Source records
+===+

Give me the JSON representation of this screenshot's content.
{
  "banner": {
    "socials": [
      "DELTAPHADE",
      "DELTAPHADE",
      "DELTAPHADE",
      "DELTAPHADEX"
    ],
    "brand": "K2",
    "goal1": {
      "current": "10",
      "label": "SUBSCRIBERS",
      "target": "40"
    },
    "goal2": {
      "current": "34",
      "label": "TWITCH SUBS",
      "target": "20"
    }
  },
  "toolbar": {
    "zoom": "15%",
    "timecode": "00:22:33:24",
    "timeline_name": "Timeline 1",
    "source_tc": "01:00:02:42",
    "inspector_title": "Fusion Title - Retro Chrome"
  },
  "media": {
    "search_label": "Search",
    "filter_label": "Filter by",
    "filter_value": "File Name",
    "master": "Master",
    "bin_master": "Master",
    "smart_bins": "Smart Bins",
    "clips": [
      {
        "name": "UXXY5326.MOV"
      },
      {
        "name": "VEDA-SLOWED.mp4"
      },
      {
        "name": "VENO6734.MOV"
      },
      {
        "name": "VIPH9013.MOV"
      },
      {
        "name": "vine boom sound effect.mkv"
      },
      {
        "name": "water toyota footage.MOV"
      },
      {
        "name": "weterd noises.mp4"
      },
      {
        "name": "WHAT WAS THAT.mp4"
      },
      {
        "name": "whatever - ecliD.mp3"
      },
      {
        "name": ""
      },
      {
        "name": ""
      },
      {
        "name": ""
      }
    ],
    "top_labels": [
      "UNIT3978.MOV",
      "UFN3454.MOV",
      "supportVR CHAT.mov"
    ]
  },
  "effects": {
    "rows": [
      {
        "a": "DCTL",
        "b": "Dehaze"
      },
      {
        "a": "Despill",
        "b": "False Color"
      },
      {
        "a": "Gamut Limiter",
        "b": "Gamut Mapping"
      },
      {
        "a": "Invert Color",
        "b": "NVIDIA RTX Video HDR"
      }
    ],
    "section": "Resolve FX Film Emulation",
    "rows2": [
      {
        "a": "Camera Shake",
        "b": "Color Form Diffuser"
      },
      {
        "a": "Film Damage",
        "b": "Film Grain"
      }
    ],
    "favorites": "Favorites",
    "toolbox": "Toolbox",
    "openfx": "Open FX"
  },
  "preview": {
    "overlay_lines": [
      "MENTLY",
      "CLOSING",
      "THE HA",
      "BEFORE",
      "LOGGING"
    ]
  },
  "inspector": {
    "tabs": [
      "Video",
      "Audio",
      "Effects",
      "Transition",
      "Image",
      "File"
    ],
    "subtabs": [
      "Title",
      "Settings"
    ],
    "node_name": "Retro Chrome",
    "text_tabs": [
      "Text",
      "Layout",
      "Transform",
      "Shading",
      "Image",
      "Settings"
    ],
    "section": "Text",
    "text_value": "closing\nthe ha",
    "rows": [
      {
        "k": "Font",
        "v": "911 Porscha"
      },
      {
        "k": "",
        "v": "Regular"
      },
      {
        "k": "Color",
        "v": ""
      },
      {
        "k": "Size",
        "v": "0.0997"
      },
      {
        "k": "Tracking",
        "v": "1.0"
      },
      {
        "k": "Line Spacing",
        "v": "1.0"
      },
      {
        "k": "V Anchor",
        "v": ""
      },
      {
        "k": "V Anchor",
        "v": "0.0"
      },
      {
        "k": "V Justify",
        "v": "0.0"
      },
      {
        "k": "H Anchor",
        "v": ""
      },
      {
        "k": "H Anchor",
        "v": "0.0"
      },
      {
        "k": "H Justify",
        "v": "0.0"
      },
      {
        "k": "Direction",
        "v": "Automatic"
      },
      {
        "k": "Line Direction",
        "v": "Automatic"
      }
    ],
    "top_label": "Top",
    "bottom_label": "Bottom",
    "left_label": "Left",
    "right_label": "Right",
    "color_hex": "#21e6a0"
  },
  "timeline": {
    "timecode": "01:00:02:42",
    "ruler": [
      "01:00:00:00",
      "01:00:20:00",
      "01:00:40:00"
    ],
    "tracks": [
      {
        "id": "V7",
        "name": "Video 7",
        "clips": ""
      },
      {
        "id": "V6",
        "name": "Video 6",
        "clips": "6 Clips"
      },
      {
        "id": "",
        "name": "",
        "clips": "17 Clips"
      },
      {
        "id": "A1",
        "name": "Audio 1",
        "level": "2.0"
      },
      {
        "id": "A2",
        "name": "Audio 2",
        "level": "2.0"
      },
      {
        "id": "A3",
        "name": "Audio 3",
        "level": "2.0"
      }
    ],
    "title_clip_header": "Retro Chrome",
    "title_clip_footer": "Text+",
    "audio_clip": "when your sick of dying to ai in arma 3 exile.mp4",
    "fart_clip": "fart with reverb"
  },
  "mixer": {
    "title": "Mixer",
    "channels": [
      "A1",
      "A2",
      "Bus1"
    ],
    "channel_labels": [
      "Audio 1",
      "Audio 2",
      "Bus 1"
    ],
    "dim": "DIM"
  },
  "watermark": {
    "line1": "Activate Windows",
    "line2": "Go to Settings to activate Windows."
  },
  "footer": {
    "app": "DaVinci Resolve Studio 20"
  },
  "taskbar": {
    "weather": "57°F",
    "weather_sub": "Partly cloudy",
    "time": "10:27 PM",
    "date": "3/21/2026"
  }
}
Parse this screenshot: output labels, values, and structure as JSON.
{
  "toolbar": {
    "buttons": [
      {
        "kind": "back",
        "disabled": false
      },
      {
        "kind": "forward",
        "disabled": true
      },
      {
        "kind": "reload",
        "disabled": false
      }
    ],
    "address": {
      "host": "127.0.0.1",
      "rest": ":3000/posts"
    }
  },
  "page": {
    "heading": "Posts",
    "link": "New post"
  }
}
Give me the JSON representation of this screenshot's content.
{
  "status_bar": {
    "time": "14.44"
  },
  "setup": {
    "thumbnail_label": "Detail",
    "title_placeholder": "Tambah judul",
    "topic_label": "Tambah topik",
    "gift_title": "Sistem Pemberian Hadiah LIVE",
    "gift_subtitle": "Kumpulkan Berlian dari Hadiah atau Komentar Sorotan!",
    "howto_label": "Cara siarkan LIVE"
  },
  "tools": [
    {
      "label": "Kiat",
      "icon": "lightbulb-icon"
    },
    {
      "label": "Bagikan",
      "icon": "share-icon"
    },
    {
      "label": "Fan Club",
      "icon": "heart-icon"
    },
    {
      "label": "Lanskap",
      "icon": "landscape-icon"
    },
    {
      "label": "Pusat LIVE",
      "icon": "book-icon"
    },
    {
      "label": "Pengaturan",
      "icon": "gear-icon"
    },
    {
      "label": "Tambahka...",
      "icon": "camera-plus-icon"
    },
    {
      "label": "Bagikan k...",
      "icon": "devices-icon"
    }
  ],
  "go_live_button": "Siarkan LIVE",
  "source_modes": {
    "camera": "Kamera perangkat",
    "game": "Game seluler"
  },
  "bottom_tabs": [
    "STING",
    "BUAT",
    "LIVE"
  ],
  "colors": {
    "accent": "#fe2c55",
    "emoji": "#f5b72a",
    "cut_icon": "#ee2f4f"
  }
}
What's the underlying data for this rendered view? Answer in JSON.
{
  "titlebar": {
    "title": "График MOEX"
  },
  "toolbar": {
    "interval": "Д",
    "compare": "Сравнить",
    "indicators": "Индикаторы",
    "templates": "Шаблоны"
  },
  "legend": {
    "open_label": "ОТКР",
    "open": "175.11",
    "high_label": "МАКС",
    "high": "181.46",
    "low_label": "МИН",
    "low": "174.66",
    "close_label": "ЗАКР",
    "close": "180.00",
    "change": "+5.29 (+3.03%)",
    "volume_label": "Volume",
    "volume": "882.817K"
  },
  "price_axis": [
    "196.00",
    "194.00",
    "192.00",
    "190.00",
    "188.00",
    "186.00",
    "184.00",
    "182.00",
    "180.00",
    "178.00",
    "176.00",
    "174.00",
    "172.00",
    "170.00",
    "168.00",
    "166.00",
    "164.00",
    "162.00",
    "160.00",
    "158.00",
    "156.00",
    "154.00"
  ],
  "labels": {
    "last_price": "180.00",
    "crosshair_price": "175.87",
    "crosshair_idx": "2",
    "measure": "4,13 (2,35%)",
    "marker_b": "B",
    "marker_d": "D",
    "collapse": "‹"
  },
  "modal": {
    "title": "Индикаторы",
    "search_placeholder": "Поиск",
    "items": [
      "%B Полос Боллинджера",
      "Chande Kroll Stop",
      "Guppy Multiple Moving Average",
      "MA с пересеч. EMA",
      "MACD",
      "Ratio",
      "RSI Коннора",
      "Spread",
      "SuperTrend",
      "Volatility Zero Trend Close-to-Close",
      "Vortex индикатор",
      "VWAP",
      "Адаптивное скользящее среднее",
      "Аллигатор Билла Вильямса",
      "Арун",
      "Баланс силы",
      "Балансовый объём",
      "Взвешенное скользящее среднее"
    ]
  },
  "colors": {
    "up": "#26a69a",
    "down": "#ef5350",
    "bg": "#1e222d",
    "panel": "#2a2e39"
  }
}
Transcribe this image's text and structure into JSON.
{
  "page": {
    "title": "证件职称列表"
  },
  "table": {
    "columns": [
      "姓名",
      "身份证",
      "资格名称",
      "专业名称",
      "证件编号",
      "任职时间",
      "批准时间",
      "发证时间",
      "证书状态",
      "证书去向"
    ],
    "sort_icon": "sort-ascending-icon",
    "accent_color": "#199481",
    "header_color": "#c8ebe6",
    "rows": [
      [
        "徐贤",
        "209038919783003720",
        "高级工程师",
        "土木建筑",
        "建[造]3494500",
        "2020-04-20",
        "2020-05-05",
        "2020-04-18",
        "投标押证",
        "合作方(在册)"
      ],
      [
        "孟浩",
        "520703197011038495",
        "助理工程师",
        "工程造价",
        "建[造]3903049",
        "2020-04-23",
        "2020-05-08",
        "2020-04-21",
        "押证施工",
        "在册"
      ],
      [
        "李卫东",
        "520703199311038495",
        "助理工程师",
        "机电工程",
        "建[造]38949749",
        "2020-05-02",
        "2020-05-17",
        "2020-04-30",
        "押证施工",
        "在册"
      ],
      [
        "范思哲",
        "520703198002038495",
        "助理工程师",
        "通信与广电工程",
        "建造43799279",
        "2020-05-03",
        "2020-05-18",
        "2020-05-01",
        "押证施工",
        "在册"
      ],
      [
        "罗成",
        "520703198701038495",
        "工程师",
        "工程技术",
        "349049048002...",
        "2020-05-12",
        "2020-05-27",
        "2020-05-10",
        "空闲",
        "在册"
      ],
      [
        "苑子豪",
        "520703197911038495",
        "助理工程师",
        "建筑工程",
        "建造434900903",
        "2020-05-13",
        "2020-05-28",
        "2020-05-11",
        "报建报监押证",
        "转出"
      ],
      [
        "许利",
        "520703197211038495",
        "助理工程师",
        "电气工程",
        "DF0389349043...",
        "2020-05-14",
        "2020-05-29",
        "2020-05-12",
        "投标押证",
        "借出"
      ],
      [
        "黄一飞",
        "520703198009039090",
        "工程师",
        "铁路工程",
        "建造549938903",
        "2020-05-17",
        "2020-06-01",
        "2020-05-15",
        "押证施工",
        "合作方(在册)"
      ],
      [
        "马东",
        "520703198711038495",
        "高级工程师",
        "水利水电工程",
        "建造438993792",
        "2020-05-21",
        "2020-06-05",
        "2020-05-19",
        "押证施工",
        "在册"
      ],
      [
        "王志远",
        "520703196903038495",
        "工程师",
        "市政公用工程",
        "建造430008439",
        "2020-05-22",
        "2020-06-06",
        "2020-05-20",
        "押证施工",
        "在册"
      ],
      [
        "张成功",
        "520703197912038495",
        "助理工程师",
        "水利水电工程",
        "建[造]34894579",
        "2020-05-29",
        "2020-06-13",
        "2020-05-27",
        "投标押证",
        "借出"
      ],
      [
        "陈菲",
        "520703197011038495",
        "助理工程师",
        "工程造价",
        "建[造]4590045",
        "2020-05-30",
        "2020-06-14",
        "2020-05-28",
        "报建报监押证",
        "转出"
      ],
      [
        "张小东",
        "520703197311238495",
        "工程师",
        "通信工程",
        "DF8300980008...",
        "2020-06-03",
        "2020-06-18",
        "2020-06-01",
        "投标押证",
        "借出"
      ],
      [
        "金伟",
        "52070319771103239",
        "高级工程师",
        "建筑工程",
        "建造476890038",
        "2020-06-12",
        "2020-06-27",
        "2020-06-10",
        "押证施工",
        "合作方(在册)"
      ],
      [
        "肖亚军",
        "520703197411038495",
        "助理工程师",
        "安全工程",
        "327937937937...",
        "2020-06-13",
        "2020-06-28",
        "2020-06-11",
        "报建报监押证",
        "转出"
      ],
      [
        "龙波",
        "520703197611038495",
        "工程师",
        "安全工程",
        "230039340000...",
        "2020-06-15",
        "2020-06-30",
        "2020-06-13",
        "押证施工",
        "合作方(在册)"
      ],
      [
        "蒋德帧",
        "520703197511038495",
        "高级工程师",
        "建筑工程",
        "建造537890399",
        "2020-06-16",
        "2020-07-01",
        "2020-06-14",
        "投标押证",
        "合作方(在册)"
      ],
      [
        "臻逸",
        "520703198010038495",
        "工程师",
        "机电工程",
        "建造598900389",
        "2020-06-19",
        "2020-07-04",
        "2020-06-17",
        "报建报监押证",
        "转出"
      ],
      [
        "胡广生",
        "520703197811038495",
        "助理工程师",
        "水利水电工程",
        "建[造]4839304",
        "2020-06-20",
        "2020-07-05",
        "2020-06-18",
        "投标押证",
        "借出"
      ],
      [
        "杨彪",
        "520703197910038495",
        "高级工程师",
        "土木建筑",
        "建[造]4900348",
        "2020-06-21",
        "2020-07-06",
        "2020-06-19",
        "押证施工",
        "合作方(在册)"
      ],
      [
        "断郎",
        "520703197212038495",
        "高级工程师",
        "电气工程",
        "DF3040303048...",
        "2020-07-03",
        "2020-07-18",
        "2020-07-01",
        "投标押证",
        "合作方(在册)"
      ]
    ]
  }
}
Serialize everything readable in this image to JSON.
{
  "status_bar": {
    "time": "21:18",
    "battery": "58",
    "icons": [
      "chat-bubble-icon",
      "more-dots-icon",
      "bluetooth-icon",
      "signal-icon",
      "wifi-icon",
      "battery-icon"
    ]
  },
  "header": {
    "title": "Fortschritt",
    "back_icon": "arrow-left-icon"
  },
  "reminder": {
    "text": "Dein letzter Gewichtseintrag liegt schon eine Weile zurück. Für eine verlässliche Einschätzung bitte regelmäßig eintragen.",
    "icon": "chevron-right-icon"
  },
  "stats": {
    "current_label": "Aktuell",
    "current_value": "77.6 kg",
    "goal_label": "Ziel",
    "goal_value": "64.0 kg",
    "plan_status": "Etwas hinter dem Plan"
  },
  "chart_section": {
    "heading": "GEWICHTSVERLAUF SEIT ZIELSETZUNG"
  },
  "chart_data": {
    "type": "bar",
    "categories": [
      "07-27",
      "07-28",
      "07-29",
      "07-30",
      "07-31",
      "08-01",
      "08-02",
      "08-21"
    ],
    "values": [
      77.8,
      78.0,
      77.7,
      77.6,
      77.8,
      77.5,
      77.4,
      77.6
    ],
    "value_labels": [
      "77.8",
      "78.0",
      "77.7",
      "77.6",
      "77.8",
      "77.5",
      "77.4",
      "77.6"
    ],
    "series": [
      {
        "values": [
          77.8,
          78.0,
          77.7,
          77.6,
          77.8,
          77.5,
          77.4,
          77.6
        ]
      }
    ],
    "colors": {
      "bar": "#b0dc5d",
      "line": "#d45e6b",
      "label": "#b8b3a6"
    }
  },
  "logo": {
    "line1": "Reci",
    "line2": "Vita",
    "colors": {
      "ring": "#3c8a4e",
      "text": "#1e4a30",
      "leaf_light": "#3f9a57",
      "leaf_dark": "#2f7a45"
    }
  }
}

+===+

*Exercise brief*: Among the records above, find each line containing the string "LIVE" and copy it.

*Exercise answer*:
    "gift_title": "Sistem Pemberian Hadiah LIVE",
    "howto_label": "Cara siarkan LIVE"
      "label": "Pusat LIVE",
  "go_live_button": "Siarkan LIVE",
    "LIVE"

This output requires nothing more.